Tropical Storm Cristobal over the Yucatán Peninsula Today’s Image of the Day from NASA Earth Observatory features a map of rainfall accumulation in Central America from May 27 to June 5, 2020.
Tropical Storm Cristobal lingered over the Yucatán Peninsula for several days, dumping enormous amounts of rainfall.
The storm first developed in the Pacific as Tropical Storm Amanda, which made landfall in Guatemala and caused devastation in El Salvador.
The storm weakened as it crossed Central America, and then began to strengthen as it reached the Atlantic Ocean where it was named Cristobal.
According to the U.S. National Hurricane Center, the storm dumped up to 25 inches of rain in parts of Mexico, and as much as 35 inches of rain in parts of Guatemala and El Salvador.
Flash flooding and landslides killed 17 people and swamped hundreds of homes in El Salvador.
Tropical Storm Cristobal is now headed toward the U.S. Gulf Coast, where coastal states from Louisiana to Florida are preparing for dangerous storm surges, heavy rainfall, and flooding.
—The proper derivation of the word Yucatán is widely debated. 17th century Franciscan historian Diego López de Cogolludo offers two theories in particular. In the first one, Francisco Hernández de Córdoba, having first arrived to the peninsula in 1517, inquired the name of a certain settlement and the response in Yucatec Mayan was “I don’t understand”, which sounded like yucatán to the Spaniards. There are many possibilities of what the natives could have actually said, among which “mathan cauyi athán“, “tectecán“, “ma’anaatik ka t’ann” and “ci u t’ann“. This origin story was first told by Hernán Cortés in his letters to Charles V. Later 16th century historians Motolinia and Francisco López de Gómara also repeat this version. In some versions the expedition isn’t the one captained by Córdoba but instead the one a year later captained by Juan de Grijalva. The second major theory is that the name is in some way related to the yuca crop, as written by Bernal Díaz del Castillo.
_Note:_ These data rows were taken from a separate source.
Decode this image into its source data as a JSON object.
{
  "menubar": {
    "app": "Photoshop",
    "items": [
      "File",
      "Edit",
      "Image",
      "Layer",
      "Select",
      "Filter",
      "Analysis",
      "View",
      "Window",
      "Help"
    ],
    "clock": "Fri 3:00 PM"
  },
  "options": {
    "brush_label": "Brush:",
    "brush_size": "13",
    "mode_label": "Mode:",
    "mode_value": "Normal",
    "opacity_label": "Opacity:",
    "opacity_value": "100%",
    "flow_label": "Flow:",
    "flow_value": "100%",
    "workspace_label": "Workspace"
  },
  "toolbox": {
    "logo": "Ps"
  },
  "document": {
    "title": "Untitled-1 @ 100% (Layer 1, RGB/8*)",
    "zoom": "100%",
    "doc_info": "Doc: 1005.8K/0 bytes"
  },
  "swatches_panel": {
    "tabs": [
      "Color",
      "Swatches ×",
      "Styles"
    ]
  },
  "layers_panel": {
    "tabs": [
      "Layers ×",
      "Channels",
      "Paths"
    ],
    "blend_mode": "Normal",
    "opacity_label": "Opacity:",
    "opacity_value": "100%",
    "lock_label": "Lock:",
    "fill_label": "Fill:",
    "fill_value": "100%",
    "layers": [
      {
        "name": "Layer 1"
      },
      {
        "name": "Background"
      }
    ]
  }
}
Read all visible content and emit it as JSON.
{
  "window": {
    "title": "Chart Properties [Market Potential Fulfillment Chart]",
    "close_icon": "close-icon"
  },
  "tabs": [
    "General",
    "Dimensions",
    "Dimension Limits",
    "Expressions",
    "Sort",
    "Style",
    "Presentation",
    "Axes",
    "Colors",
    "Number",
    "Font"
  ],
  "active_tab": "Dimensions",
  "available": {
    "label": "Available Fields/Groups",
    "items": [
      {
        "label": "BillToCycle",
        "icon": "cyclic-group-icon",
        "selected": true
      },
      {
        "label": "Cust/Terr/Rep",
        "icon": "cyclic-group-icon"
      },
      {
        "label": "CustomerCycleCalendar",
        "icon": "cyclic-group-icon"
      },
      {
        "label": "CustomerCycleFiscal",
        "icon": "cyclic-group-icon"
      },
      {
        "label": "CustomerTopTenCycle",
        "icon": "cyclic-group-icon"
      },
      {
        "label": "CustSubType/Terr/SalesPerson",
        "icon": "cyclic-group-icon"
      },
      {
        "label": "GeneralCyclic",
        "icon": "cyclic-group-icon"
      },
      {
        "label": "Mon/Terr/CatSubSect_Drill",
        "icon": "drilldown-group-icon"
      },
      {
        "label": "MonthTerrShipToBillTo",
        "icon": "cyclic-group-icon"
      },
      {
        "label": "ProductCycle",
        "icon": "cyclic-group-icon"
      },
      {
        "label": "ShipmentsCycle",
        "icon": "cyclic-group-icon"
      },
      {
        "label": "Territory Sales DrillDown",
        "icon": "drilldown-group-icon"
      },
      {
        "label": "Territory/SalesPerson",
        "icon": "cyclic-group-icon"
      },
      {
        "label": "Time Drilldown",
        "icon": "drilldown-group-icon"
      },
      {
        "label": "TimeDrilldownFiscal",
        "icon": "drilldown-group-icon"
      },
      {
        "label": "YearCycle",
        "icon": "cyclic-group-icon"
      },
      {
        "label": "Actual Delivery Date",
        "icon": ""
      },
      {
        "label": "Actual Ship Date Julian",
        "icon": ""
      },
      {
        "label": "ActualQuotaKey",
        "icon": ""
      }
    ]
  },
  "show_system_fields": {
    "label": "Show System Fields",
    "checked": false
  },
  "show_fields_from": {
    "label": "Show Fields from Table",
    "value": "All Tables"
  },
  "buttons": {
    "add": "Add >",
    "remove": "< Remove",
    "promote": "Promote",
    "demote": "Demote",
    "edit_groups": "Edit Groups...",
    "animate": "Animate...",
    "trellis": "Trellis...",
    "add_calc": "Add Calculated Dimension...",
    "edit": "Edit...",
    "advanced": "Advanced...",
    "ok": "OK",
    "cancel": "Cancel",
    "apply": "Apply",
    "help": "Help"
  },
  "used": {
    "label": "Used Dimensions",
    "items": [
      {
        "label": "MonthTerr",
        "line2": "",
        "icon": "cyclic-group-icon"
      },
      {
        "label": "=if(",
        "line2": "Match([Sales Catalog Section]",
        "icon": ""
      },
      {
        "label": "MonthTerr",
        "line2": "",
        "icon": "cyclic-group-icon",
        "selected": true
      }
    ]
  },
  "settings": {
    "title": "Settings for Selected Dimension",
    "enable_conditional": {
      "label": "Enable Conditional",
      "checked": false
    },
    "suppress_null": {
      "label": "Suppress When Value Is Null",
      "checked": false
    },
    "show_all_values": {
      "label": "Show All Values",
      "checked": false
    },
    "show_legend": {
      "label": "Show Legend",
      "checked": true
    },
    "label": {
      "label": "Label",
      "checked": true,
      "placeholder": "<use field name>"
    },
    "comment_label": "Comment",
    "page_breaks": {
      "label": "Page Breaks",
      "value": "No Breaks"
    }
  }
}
Others theories claim that it is a derivative of Chontal Tabascan word yokat’an meaning speaker of the Yoko ochoco language, or an incorrect Nahuatl term yokatlan as supposedly “place of richness”
By Chrissy Sexton, Earth.com Staff Writer
Image Credit: NASA